**Task details:** If an entry below holds a picture, leave the picture out and print the rest exactly.

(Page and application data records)
·····

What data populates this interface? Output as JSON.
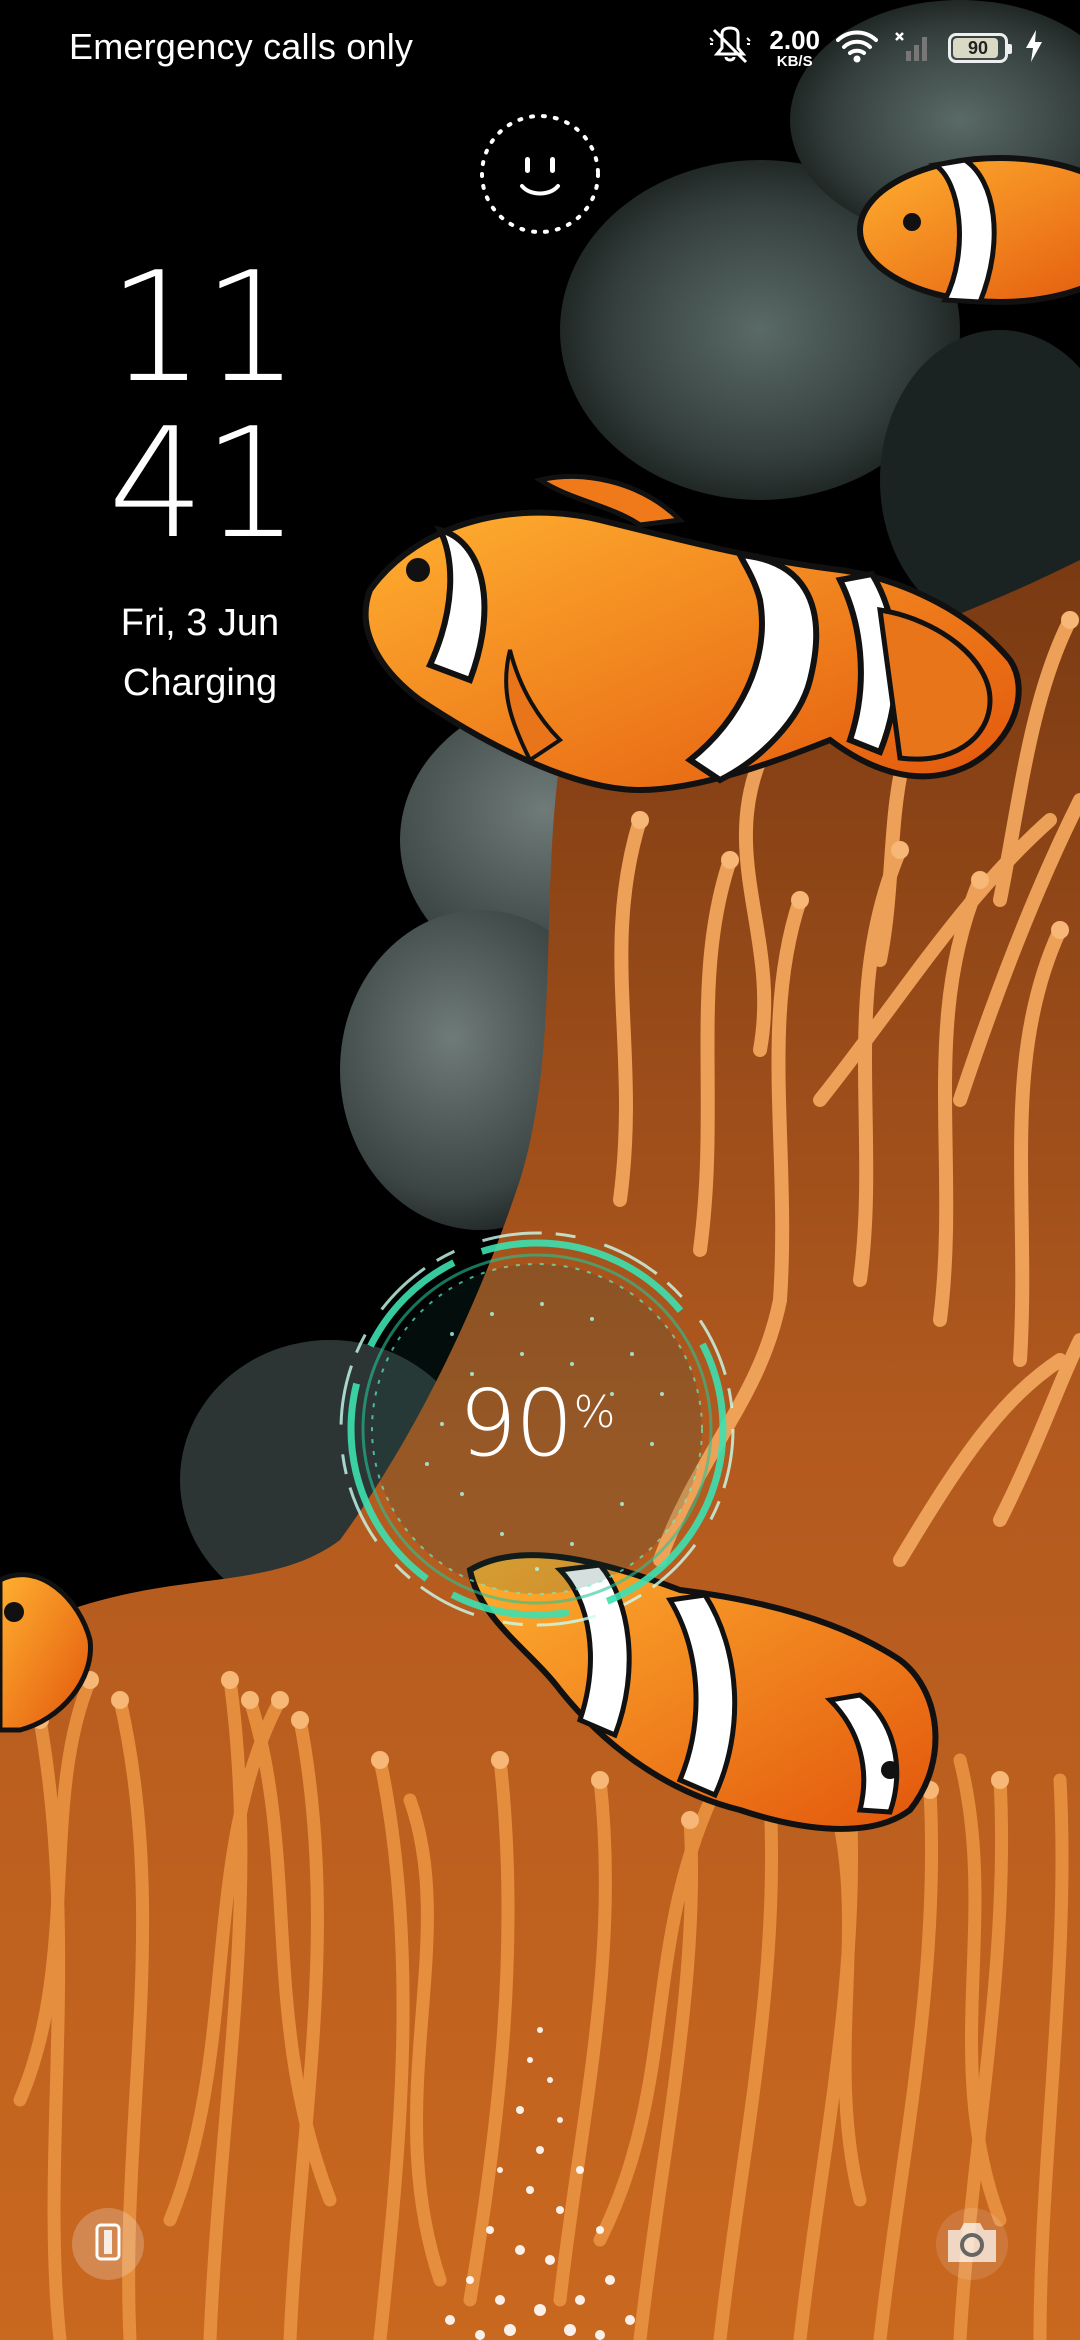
{
  "status_bar": {
    "carrier": "Emergency calls only",
    "net_speed_value": "2.00",
    "net_speed_unit": "KB/S",
    "battery_percent": 90,
    "battery_label": "90",
    "icons": [
      "silent-mode-icon",
      "wifi-icon",
      "no-sim-signal-icon",
      "battery-icon",
      "charging-bolt-icon"
    ]
  },
  "lockscreen": {
    "clock_hours": "11",
    "clock_minutes": "41",
    "date": "Fri, 3 Jun",
    "status": "Charging"
  },
  "charging": {
    "percent_value": "90",
    "percent_symbol": "%",
    "ring_color": "#3de0b0"
  },
  "shortcuts": {
    "left_icon": "phone-icon",
    "right_icon": "camera-icon"
  },
  "wallpaper": {
    "subject": "clownfish-anemone",
    "accent_orange": "#f07a1a",
    "anemone_color": "#e39a52"
  }
}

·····

**Answer to the problem:**
What data populates this interface? Output as JSON.
{
  "status_bar": {
    "carrier": "Emergency calls only",
    "net_speed_value": "2.00",
    "net_speed_unit": "KB/S",
    "battery_percent": 90,
    "battery_label": "90",
    "icons": [
      "silent-mode-icon",
      "wifi-icon",
      "no-sim-signal-icon",
      "battery-icon",
      "charging-bolt-icon"
    ]
  },
  "lockscreen": {
    "clock_hours": "11",
    "clock_minutes": "41",
    "date": "Fri, 3 Jun",
    "status": "Charging"
  },
  "charging": {
    "percent_value": "90",
    "percent_symbol": "%",
    "ring_color": "#3de0b0"
  },
  "shortcuts": {
    "left_icon": "phone-icon",
    "right_icon": "camera-icon"
  },
  "wallpaper": {
    "subject": "clownfish-anemone",
    "accent_orange": "#f07a1a",
    "anemone_color": "#e39a52"
  }
}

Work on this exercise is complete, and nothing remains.